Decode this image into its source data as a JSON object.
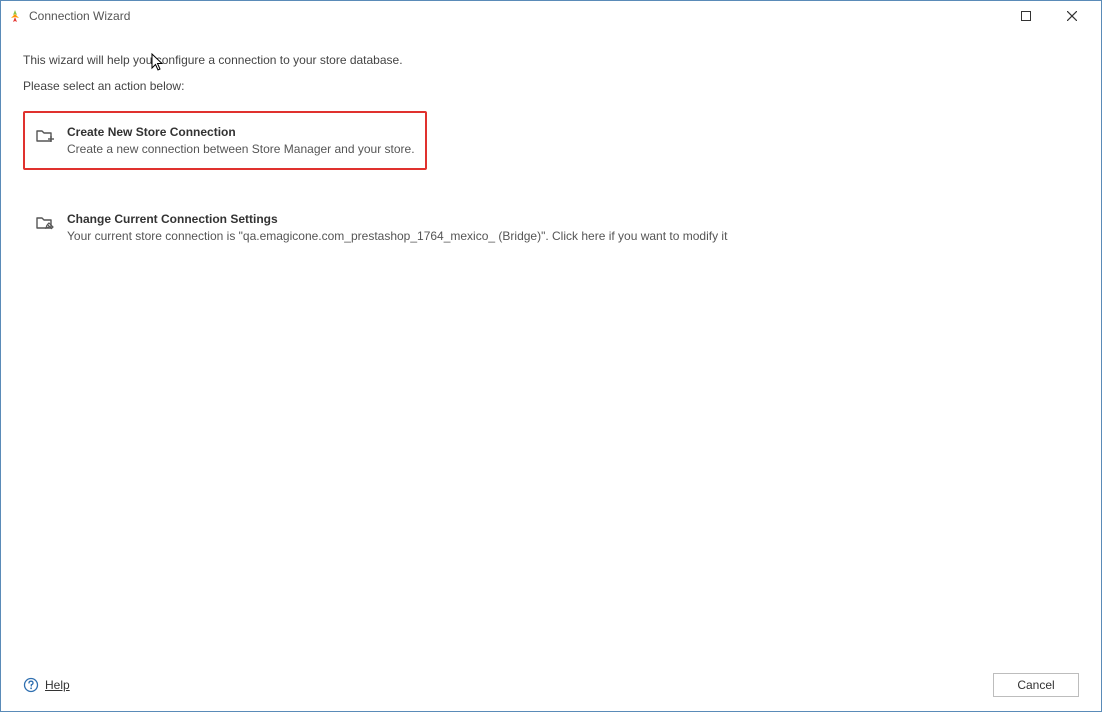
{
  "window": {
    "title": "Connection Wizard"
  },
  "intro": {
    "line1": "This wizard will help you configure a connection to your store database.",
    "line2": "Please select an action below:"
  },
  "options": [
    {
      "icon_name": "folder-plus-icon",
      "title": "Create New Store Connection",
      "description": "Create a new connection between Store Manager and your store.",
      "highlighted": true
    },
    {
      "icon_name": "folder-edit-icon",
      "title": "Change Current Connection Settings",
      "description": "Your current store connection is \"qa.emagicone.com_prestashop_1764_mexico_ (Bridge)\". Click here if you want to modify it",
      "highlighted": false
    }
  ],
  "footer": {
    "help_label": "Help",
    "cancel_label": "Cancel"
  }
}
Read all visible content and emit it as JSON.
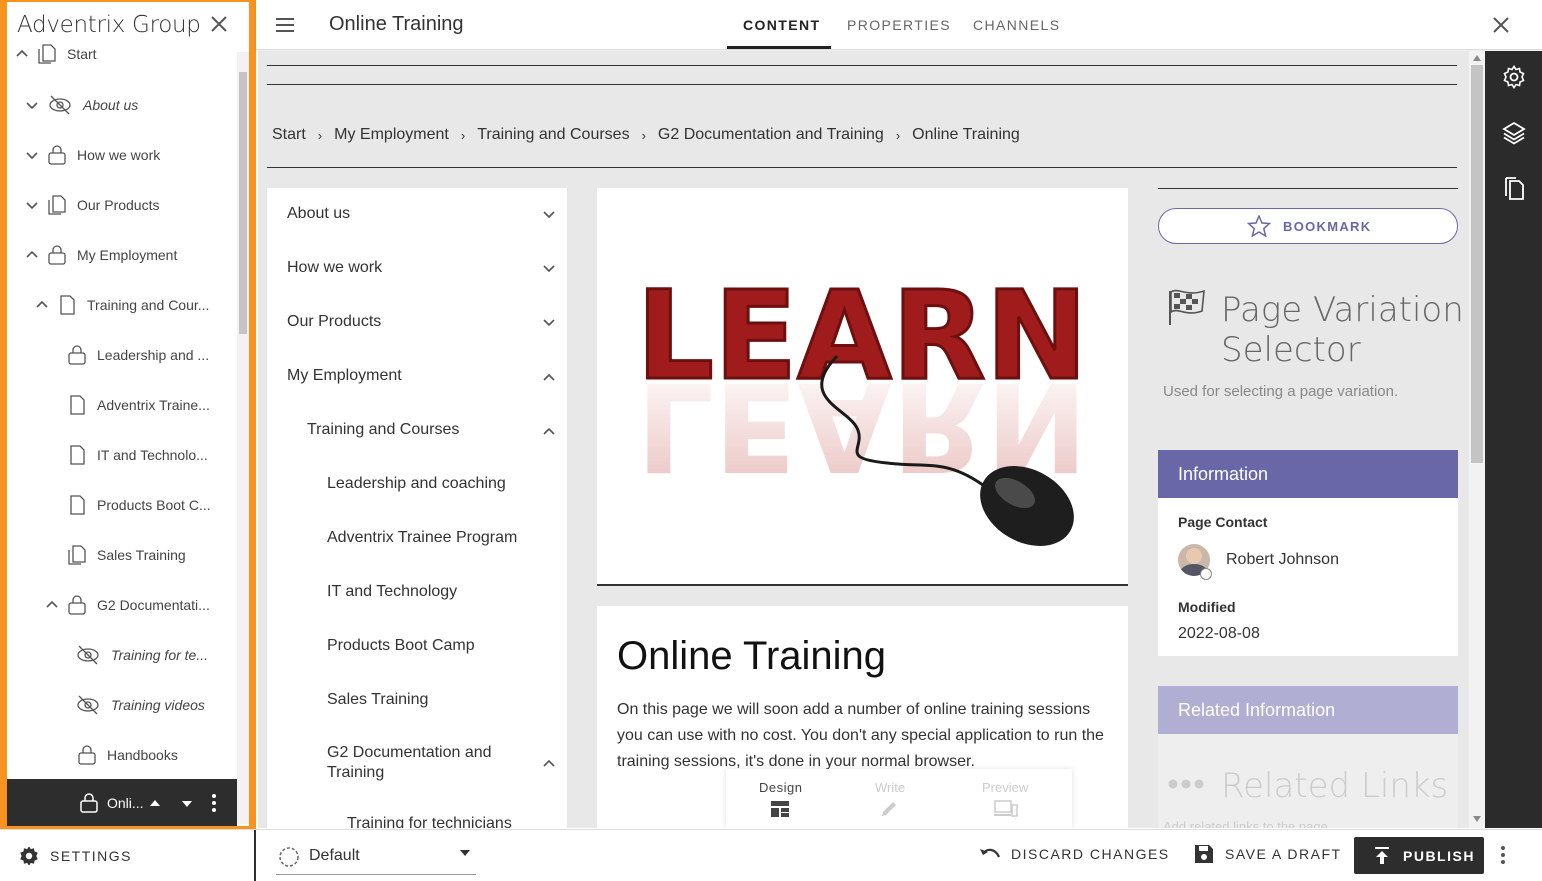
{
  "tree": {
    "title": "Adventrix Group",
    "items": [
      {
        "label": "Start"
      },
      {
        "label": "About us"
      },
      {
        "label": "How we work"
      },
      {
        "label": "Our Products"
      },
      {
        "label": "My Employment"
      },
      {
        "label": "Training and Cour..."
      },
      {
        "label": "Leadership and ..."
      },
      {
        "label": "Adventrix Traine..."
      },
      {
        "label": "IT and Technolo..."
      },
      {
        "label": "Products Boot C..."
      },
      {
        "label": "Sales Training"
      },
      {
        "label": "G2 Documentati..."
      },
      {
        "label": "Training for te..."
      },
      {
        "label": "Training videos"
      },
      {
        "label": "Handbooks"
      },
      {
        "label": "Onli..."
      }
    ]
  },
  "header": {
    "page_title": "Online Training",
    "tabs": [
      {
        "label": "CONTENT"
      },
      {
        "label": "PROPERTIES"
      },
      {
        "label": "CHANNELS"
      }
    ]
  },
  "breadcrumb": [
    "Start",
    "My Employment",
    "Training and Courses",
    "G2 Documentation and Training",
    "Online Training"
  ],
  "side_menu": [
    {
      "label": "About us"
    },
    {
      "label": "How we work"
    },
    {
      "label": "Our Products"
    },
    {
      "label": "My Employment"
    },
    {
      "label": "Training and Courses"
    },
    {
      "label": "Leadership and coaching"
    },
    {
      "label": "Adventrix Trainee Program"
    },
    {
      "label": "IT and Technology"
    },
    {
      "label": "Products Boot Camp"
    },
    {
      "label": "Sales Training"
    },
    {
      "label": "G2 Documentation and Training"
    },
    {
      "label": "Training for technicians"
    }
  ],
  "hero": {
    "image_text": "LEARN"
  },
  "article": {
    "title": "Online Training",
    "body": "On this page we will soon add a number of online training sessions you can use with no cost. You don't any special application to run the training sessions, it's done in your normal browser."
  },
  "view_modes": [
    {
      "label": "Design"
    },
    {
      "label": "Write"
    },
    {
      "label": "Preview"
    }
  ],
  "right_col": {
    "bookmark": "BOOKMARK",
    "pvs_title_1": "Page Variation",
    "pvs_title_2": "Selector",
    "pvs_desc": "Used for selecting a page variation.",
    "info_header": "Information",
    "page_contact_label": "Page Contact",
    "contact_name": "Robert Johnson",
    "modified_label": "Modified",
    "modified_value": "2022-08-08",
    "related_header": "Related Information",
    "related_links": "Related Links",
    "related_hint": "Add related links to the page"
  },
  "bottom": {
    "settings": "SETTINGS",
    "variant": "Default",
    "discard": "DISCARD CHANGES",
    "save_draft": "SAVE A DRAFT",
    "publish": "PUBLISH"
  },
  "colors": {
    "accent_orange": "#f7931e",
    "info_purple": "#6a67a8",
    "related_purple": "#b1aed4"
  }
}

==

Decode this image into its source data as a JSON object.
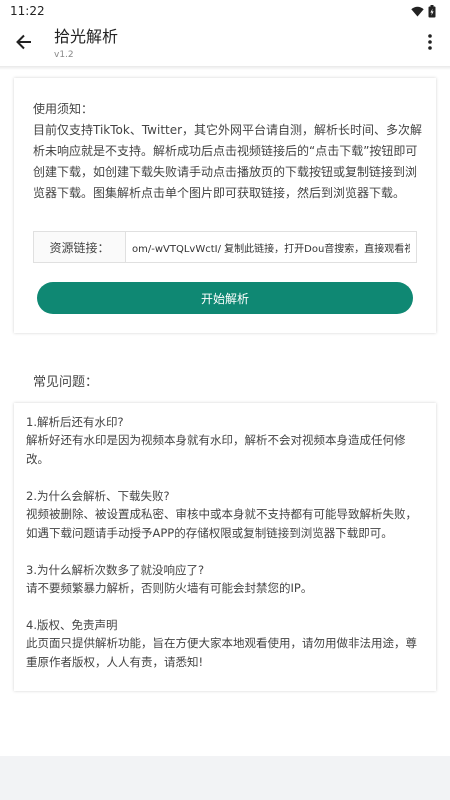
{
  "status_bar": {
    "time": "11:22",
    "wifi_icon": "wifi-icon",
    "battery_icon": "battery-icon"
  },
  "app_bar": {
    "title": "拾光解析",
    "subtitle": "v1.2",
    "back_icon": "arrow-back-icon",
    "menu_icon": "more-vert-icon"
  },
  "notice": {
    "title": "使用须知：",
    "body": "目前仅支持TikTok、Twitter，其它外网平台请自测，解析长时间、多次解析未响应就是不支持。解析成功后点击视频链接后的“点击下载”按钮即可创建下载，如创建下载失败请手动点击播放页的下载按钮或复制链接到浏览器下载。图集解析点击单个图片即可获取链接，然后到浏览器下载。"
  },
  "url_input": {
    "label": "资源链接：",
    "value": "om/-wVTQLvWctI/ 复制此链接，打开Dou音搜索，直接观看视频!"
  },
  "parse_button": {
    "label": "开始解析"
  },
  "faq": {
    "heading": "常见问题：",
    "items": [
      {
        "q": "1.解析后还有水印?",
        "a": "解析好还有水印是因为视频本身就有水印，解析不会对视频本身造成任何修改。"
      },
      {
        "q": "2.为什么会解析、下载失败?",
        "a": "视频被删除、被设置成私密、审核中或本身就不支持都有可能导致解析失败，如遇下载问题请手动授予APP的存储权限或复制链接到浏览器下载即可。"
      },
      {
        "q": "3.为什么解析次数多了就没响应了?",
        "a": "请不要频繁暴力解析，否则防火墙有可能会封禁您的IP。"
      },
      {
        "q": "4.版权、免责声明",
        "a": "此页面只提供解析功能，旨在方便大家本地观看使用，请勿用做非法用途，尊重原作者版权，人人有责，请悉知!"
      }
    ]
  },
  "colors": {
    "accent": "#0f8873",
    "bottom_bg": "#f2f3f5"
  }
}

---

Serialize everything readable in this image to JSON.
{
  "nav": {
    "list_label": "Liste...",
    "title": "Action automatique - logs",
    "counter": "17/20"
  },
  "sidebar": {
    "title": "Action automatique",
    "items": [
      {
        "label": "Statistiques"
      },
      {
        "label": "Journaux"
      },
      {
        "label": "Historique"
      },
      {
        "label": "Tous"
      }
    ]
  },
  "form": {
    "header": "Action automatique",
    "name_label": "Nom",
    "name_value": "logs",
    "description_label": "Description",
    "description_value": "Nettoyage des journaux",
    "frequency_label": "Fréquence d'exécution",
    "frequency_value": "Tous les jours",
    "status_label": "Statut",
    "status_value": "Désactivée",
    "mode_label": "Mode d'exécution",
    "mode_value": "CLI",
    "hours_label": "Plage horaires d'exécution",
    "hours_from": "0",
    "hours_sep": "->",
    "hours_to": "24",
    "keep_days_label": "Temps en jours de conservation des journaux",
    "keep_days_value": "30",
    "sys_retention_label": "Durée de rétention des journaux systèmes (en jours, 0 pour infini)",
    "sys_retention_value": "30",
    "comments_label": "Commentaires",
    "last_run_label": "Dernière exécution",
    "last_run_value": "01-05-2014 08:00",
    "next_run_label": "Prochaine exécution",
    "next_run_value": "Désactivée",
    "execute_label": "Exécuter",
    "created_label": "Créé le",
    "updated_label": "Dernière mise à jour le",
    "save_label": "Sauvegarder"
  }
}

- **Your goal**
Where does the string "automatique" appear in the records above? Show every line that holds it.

- **Solution for this exercise**
    "title": "Action automatique - logs",
    "title": "Action automatique",
    "header": "Action automatique",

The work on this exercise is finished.